“Symbol of a brave past or banner of treason?” Kevin Baker asks this in his article titled That Flag. This is the question that many people have tried to answer. The Confederate Battle Flag has been used to send many different messages to the public, and depending on who you talk to it holds different meanings. As explained in the article titled Political culture, religion, and the Confederate Battle Flag debate in Alabama written by Jonathan I. Leib and Gerald R. Webster. The article explains that, “Many traditional white southerners view the Confederate Battle Flag as emblematic of the sense of duty and sacrifice of their ancestors during the Civil War and Reconstruction. They argue that the Civil War was not about the institution of slavery
The confederate flag, a topic that has been the center of controversy for many years now, is an emblem of southern pride and heritage to some, while to some it is purely a symbol of hate and racism. After the shootings in South Carolina, it is clear that the flag should be taken down. Since it represents white supremacy and inequality and not Southern pride.
Despite popular belief the Confederate flag we know today was not the flag of the Confederacy during the civil war. There were quite a few flags before the “stars and bars” we know of today. The flag we see today was originally the battle flag of the Northern Virginia army, led by General Robert E. Lee. Before adopting the stars and bars as the official flag, the Confederacy used a flag with seven stars and three red and white stripes. Once the number of states in the Confederacy increased to thirteen and they used the same design with thirteen stars. As the war was coming to a close, the Virginia battle flag became more popular. The flag was added to a white and red flag but some thought that looked too much like a white flag of surrender so the leaders decided to take out the white and red stripes and white background, and simply made the flag the “stars and bars” we know of today. (AHO, Web.

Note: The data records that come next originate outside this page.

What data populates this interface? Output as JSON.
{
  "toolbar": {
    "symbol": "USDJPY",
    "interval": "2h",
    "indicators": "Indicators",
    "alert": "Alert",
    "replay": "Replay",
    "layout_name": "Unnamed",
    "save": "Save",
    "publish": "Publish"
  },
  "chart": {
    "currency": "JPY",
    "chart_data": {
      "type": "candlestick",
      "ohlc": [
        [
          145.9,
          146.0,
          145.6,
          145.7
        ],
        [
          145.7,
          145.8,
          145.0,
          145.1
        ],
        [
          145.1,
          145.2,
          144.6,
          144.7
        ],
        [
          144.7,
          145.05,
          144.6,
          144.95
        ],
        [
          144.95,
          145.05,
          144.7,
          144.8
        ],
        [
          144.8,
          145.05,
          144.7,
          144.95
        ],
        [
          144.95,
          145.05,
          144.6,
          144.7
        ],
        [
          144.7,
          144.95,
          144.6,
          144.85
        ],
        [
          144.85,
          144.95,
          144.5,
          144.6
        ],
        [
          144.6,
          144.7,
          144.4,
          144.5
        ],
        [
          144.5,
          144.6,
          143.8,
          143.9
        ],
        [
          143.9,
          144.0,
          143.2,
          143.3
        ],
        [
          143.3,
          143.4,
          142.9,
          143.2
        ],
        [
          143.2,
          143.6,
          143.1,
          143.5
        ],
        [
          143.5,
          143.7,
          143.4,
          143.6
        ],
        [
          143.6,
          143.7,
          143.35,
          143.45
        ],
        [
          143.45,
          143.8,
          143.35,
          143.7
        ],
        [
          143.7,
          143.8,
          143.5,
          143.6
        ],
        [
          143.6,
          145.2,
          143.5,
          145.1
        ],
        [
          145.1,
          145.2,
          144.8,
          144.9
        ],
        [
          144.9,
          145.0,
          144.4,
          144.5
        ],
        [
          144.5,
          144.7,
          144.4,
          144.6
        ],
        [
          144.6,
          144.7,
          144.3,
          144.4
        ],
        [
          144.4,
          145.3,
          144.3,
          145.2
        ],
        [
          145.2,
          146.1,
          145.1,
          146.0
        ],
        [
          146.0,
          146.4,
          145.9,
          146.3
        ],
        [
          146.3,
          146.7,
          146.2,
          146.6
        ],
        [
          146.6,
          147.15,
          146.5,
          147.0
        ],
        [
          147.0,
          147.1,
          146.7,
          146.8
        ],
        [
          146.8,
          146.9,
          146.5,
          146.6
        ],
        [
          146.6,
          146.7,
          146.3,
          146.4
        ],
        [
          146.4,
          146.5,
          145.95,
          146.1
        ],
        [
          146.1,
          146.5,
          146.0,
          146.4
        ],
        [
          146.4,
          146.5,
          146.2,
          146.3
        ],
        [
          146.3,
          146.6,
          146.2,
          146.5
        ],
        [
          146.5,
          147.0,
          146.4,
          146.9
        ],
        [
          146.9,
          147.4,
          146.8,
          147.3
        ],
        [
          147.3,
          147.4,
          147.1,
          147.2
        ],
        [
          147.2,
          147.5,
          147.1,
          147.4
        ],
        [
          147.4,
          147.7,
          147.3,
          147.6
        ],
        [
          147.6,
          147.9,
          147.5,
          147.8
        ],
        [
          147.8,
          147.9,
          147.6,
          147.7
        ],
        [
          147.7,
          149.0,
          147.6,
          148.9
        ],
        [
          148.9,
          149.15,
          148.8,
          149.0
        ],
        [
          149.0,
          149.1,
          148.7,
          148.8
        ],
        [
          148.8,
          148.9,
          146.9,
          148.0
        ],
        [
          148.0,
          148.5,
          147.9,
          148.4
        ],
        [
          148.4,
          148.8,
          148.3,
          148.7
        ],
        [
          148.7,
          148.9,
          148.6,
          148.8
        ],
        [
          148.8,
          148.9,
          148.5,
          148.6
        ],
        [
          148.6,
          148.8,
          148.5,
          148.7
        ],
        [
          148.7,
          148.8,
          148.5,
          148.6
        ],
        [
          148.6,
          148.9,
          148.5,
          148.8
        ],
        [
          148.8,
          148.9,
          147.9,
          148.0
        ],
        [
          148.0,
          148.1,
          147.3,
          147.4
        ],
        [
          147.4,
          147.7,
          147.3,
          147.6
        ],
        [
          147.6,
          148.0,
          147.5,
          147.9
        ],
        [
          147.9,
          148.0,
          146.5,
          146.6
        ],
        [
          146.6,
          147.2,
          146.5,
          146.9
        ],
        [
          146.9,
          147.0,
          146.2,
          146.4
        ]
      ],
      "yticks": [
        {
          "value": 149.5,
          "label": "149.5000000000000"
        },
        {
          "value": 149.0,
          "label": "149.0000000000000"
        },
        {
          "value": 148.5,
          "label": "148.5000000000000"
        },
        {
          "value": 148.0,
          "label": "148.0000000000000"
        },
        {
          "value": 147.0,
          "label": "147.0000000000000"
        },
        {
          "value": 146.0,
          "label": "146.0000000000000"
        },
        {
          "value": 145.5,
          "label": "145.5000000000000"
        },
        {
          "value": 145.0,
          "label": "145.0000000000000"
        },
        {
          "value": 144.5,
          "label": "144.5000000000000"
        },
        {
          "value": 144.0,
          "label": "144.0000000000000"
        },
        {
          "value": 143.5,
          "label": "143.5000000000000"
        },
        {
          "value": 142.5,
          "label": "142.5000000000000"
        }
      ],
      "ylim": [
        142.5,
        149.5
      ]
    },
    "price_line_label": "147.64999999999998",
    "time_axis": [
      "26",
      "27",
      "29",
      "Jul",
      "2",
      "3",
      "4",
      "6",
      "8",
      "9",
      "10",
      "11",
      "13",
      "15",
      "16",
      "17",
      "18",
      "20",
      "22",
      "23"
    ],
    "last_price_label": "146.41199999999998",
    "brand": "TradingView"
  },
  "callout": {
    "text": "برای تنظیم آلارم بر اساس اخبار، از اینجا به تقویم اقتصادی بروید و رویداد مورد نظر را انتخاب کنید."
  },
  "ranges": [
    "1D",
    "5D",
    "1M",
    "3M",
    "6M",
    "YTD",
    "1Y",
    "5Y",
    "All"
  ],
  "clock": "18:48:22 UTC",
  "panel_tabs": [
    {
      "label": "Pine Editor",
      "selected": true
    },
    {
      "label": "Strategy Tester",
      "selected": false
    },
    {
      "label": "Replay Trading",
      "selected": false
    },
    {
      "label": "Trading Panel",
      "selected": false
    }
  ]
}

The power that comes from an object or symbol is not inherent. At one point in human history a cross was simply just two sticks laying on top of each other. Humans gave it power by using it and acknowledging it as a symbol. The case is the same with the confederate flag. It is a powerful symbol because of the connotations that humans have given it. The problem is not everyone has the same idea on what the confederate flag stands for. Gene Demby, author of When The ‘Heritage’ In ‘Heritage Not Hate’ Is More Skynyrd Than Stonewall Jackson spoke to multiple people who all have different reasons for liking the flag. Rather than see it as a sign of slavery they connect the flag to their childhood or a memory they have that has literally nothing to do with slavery. Gene’s point is that the flag is significant based on personal heritage and experiences not that of the past. Hugh Howard author of, How the North distorts Civil War history has yet another approach. He doesn’t necessarily debate the meaning of the flag, but does illuminate that most people only have one side of the story when it comes to the reasons for the Civil War. The north was in favor of slavery just as much as the south, yet nobody seems to have a problem with the Union flag. This leads to the conclusion that it isn’t the flag itself that is the problem rather the people who endorse it. Lastly Byron Thomas, author of I am a black South Carolinian Here’s why I support the Confederate flag uses the fact that he is